### [Problem statement]
Write out every line below that includes the word "processedEXON".

### [Provided data]
• • • • • • •
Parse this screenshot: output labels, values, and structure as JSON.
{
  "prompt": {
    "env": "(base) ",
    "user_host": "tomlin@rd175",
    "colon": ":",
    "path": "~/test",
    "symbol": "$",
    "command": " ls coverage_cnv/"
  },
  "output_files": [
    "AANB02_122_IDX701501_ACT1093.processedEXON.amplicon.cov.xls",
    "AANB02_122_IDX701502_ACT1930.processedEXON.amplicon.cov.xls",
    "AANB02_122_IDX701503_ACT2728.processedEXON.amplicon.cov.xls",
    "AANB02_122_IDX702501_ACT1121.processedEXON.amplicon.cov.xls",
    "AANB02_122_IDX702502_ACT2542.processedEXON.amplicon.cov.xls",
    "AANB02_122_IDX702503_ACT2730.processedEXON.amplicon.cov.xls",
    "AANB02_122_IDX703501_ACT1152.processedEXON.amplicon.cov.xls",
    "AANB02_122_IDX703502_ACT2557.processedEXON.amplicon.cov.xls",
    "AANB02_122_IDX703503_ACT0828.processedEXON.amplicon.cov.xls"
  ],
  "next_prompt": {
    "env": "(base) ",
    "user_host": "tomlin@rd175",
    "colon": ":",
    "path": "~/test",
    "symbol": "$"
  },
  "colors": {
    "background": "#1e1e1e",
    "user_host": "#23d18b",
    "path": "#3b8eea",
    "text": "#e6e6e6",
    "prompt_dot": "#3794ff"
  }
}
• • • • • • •
### [Response area]
    "AANB02_122_IDX701501_ACT1093.processedEXON.amplicon.cov.xls",
    "AANB02_122_IDX701502_ACT1930.processedEXON.amplicon.cov.xls",
    "AANB02_122_IDX701503_ACT2728.processedEXON.amplicon.cov.xls",
    "AANB02_122_IDX702501_ACT1121.processedEXON.amplicon.cov.xls",
    "AANB02_122_IDX702502_ACT2542.processedEXON.amplicon.cov.xls",
    "AANB02_122_IDX702503_ACT2730.processedEXON.amplicon.cov.xls",
    "AANB02_122_IDX703501_ACT1152.processedEXON.amplicon.cov.xls",
    "AANB02_122_IDX703502_ACT2557.processedEXON.amplicon.cov.xls",
    "AANB02_122_IDX703503_ACT0828.processedEXON.amplicon.cov.xls"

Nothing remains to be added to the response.